“Darwin’s Finches” flock to Bryan Art Gallery


Photo by Joshua Carroll

Guanlao’s birds are made from recycled fabric material

Coming soon to the Rebecca Randall Bryan Art Gallery is an exhibit like no other. In October, guest artist Eloisa Guanlao will have her “Darwin’s Finches” exhibit shown there.

At face value, it features a growing array of colorful fabric birds, but there is more to it than meets the eye. Guanlao said the inspiration came to her while she was hiking with her family and photographing endangered birds they encountered.

They came across a cerulean warbler, an indigenous bird to Alabama, and it was dead. The idea of collecting birds came across her mind but she would rather take pictures of endangered ones.

That was when Guanlao said she got the idea to create birds out of fabric. However, she also managed to make use of materials from her kids’ old clothes.

“I was throwing out my kids’ old clothes, ‘cause they grow really fast and they were pretty young then. I just upcycled their outgrown clothes, and then I just turned them into birds,” she said.

She said the core focus behind “Darwin’s Finches” is how climate change and migration are connected and how it affects these birds. However, these are also running themes throughout her other works as well. Her main themes consist of migration, colonialism and technological innovations. Guanlao said these themes are usually intertwined.

“I look through time and space and how they’ve affected, I guess, us earthlings, because all three are usually intertwined,” she said.

She said she isn’t limited to any particular medium. Instead, Guanlao said her work is conceptually driven. Once there is a good concept or issue she wants to cover arises, then she said she chooses her media to deliver her message.

Guanlao has had a long history with art, with her father being one of her inspirations growing up. He was a comic book artist in the Philippines, where she was born, and created cartoons for companies such as Disney and Warner Bros.

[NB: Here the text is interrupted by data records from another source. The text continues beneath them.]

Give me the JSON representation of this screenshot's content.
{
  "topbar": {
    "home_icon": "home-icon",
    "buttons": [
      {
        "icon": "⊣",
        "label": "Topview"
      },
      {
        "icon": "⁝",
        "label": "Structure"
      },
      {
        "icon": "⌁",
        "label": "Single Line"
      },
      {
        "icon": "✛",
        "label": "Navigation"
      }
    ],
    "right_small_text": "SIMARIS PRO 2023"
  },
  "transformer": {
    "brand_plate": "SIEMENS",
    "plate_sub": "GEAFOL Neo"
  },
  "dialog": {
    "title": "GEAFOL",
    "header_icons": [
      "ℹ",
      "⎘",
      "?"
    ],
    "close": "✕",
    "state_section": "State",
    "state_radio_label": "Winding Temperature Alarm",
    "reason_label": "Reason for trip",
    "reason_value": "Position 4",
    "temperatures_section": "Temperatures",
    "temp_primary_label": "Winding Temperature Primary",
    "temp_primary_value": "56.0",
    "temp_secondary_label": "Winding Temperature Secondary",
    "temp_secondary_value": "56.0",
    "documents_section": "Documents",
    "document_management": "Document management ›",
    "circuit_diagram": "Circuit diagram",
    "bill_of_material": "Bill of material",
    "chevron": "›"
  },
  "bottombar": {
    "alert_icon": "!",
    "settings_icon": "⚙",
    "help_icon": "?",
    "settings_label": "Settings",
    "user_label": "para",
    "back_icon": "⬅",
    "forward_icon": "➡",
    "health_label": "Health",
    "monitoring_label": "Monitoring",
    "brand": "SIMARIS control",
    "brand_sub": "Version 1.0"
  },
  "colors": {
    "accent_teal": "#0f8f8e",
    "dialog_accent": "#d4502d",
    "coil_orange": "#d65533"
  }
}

“He would bring his work home and I would help him paint in the cells,” Guanlao said.

Born in the Philippines, Guanlao said a lot of her inspiration is pulled from her upbringing there. Additionally, she said one of her upcoming pieces will be about colonialism in her home country.

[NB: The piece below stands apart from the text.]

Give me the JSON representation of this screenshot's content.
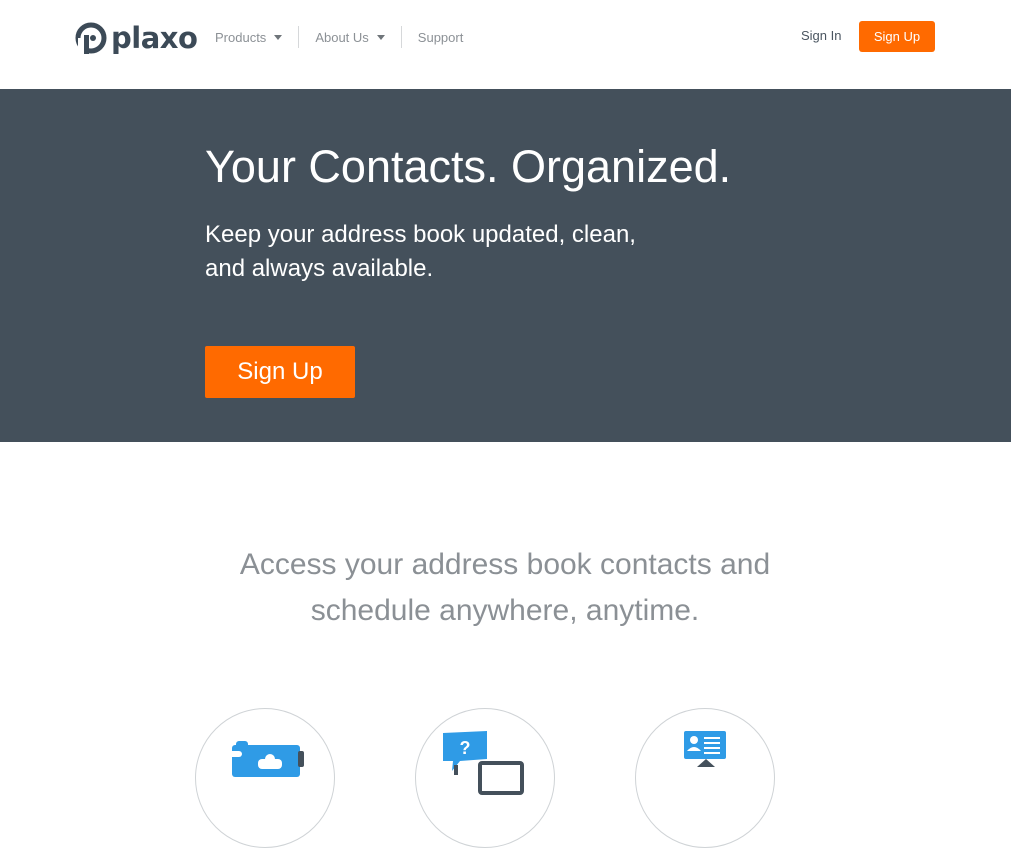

This will feature life-sized iterations of the “Birhenng Antipolo,” a Filipino iteration of the Virgin Mary.

“I like to look at what objects mean, you know, and how societies and cultures give meaning to them over space and time,” Guanlao said.

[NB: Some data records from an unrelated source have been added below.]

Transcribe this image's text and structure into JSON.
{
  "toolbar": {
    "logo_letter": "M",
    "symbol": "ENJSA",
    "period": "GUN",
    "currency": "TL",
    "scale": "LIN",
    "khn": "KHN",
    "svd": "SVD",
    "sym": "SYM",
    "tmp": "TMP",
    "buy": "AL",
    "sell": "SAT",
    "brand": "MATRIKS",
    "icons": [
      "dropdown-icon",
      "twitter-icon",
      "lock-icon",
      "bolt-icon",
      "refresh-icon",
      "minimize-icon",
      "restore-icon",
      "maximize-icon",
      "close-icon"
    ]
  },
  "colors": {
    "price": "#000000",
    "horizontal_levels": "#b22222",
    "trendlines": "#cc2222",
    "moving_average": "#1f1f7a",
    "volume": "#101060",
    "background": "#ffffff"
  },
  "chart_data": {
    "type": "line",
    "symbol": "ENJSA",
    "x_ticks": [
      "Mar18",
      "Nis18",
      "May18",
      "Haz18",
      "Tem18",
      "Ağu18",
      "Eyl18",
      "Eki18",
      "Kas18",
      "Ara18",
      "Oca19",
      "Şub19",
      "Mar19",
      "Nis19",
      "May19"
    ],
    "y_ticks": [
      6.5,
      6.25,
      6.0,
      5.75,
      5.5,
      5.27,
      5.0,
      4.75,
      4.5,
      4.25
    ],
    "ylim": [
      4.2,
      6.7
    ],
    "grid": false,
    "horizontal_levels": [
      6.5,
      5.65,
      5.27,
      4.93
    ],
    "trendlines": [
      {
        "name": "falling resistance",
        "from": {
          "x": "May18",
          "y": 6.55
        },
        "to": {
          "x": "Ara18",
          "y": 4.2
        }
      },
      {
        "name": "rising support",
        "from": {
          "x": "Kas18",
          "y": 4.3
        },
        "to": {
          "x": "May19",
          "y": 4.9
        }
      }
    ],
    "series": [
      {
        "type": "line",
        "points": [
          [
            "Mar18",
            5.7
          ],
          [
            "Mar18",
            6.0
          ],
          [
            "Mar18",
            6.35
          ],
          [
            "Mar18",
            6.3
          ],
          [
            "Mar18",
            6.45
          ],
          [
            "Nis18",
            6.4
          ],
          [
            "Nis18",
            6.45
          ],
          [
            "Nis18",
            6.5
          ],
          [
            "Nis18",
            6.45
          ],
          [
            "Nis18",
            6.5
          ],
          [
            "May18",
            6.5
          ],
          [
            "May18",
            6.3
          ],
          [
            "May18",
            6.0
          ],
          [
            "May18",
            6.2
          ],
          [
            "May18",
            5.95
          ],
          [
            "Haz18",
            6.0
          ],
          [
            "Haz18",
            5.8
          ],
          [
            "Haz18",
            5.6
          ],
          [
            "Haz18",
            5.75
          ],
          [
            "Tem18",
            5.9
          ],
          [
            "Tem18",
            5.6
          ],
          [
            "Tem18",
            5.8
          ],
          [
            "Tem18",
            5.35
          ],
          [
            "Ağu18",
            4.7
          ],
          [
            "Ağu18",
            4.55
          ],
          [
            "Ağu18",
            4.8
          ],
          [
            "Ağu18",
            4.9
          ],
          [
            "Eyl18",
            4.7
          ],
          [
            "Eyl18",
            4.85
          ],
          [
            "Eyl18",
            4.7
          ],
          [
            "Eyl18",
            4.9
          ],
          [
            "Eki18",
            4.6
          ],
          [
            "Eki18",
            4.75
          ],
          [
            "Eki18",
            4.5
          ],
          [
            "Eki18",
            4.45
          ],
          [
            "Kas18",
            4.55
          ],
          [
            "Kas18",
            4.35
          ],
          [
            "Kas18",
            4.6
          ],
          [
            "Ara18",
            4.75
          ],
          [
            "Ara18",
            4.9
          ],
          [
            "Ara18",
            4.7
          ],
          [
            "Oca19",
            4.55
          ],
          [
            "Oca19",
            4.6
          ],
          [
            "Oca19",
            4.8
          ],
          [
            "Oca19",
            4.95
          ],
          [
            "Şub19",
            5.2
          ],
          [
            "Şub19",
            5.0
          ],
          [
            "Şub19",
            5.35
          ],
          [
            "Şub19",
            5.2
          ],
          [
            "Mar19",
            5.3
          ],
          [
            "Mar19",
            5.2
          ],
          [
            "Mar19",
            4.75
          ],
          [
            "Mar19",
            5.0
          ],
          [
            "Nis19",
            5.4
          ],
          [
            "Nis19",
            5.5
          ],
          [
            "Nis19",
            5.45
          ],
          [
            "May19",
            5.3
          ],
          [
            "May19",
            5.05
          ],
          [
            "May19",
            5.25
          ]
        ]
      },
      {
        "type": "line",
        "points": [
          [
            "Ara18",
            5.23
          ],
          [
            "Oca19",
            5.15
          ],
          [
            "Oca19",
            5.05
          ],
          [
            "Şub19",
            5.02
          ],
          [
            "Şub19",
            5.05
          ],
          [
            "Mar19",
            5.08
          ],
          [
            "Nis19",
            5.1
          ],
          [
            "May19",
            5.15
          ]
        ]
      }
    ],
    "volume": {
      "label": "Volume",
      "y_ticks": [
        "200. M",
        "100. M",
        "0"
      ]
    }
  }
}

The gallery will run from Monday, Oct. 17, through Friday, Nov. 1. It will be open from 9 a.m. to 5 p.m. and is free and open to the public. There will also be an artist reception on Thursday, Oct. 20 at 4:30 p.m.